Underdog Obama – No, really
The campaign that never really stopped to govern is gearing up again and Barack Obama is out there saying things now in an attempt to defuse them and make them “old news” when the election nears.
Calling himself an "underdog," President Obama today said the faltering economy is a drag on his presidency and seriously impairing his chances of winning again in 2012.
"Absolutely," he said in response to a question from ABC News’ George Stephanopoulos about whether the odds were against him come November 2012, given the economy. "I’m used to being the underdog. But at the end of the day people are going to ask — who’s got a vision?"
The American people, he conceded, are "not better off" than they were four years ago.
The next thing you know, he’ll try to pass himself off as an “outsider”.
Here’s the cold, hard truth – no incumbent is really an underdog and especially when that incumbent is President of the United States and owns the bully pulpit. Oh they’ve certainly lost reelection bids in the past, no question. But, as is evident now by watching the GOP field of candidates, if Barack Obama is in trouble it is because of Barack Obama, not anyone else.
He understands why – people are indeed not better off than they were four years ago. But what he doesn’t seem to understand yet is that most Americans have seen his “vision” and aren’t buying.
He seems to think that his grandiloquent rhetoric is going to again save him as he stands before bedazzled crowds and snows them with his “vision”. Right now, however, his vision has gotten us into $14 trillion of debt, 9.1% unemployment and the distinct probability that the economy will suffer a double dip recession. He’s made us more energy starved with his policies and he’s taken over a good portion of the economy with his health care law and it appears it will be bending the cost curve up. Yes, records are a bitch and this time he actually has one.
Not only are we not better off than we were four years ago it appears to be getting even worse. And Mort Zuckerman, a former Obama supporter has some thoughts on the subject as he discusses why businesses aren’t getting back to the business of growing the economy:
When governments are shown to be powerless or incompetent, ordinary people suddenly realise that their elected officials have neither the understanding, the political power and sometimes not even the will to do what is necessary. In part this is because they are scared of voter backlash. At that point despair and alienation takes control of public opinion and they concentrate on preserving what little of their long-term prospects and savings they can.
This dismal point we have reached today. Confidence in the US government has fallen so far that a recent Gallup poll found only 26 per cent approving the president’s management of the economy. And there is a sense that there are not too many effective tools left in the toolbox of the government.
So what is the Obama vision he plans on selling given Zuckerman’s spot on assessment. Is he going to sell he has suddenly become competent and his administration has finally figured out how to govern? That he’s now a leader? That his ideas aren’t warmed over leftovers that have failed every time they’ve been tried?
No wonder independents are deserting him.
What is Obama’s vision? Well if what we’ve been hearing from many on the left, it certainly isn’t a liberty lovers idea of utopia, but it appears that desperate times knocks the veneer off the “democratic” left:
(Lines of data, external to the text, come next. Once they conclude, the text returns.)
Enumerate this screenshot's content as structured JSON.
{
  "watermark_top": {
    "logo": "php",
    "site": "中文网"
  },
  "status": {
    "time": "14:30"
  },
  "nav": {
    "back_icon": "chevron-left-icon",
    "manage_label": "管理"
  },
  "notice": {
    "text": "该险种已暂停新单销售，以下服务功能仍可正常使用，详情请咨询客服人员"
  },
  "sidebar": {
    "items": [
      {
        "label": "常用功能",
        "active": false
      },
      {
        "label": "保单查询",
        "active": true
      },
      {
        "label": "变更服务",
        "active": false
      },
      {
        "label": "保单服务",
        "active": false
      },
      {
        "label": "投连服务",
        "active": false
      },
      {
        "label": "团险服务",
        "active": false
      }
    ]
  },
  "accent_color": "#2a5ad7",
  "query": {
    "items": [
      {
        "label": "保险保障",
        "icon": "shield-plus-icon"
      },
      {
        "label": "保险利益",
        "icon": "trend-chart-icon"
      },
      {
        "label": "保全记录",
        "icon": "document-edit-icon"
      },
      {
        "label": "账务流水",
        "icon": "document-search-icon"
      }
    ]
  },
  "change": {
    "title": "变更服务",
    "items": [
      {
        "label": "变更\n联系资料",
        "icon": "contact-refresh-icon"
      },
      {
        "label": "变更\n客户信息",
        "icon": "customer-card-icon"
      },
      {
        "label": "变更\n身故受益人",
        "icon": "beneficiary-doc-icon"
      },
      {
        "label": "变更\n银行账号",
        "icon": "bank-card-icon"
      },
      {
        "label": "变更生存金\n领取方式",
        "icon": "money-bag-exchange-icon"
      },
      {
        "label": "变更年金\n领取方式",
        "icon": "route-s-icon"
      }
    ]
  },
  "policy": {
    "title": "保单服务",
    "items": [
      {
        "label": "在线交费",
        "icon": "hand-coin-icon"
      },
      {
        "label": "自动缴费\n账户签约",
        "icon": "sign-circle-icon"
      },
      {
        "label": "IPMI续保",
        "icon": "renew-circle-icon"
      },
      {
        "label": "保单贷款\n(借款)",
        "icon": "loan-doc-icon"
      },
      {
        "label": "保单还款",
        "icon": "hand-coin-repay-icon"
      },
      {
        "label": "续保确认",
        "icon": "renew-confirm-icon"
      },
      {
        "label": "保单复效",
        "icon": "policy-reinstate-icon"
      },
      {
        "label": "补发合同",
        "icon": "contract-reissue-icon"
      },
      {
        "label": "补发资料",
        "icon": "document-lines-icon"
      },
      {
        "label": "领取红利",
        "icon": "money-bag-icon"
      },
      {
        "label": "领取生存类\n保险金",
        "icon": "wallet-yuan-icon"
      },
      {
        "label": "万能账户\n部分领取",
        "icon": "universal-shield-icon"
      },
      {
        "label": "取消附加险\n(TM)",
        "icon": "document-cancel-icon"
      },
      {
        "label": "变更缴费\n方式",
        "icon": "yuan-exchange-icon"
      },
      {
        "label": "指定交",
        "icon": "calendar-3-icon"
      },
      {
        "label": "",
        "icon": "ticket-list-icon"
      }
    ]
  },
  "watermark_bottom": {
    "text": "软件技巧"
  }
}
One of them, former White House Budget Director Peter Orszag, penned a piece this week in the New Republic arguing, as the title says, "Why we need less democracy." Orszag wrote that "the country’s political polarization was growing worse — harming Washington’s ability to do the basic, necessary work of governing." His solution? "[W]e need to minimize the harm from legislative inertia by relying more on automatic policies and depoliticized commissions for certain policy decisions. In other words, radical as it sounds, we need to counter the gridlock of our political institutions by making them a bit less democratic."
Orszag’s view is typical of Obama White House alumni. Last year, former auto czar Steve Rattner wrote in his book, "Overhaul," "Either Congress needs to get its act together or we should explore alternatives. … If our country wants to do a better job of solving its problems, it needs to find a way to let talented government officials operate more like they do in the private sector." True to the founding ideals of the progressive movement, both men are suggesting that enlightened technocrats who know best should be allowed to operate the federal government independent of popular will.
Perhaps know-it-all bureaucrats can be forgiven for harboring such contempt for the voting public. But elected officials cannot. That’s why similar comments by Gov. Bev Perdue, D-N.C., are far more troubling. "I think we ought to suspend, perhaps, elections for Congress for two years and just tell them we won’t hold it against them, whatever decisions they make, to just let them help this country recover," Perdue told a Rotary Club gathering in suburban Raleigh this week. "I really hope that someone can agree with me on that."
Perdue’s office at first claimed her comments were made in jest. The subsequent release of the audio conclusively demonstrates otherwise.
For those of you agreeing with Rattner, democracy is a messy business and while there are certainly aspects of the private sector which should be integrated into government, hierarchical management is not one of them. We don’t work for the government, it is supposed to work for us. And I damn sure am not going to agree to giving that up for temporary convenience.
But it does sort of give you a righteous peek under the sheep’s clothing and a glimpse of the wolf, doesn’t it?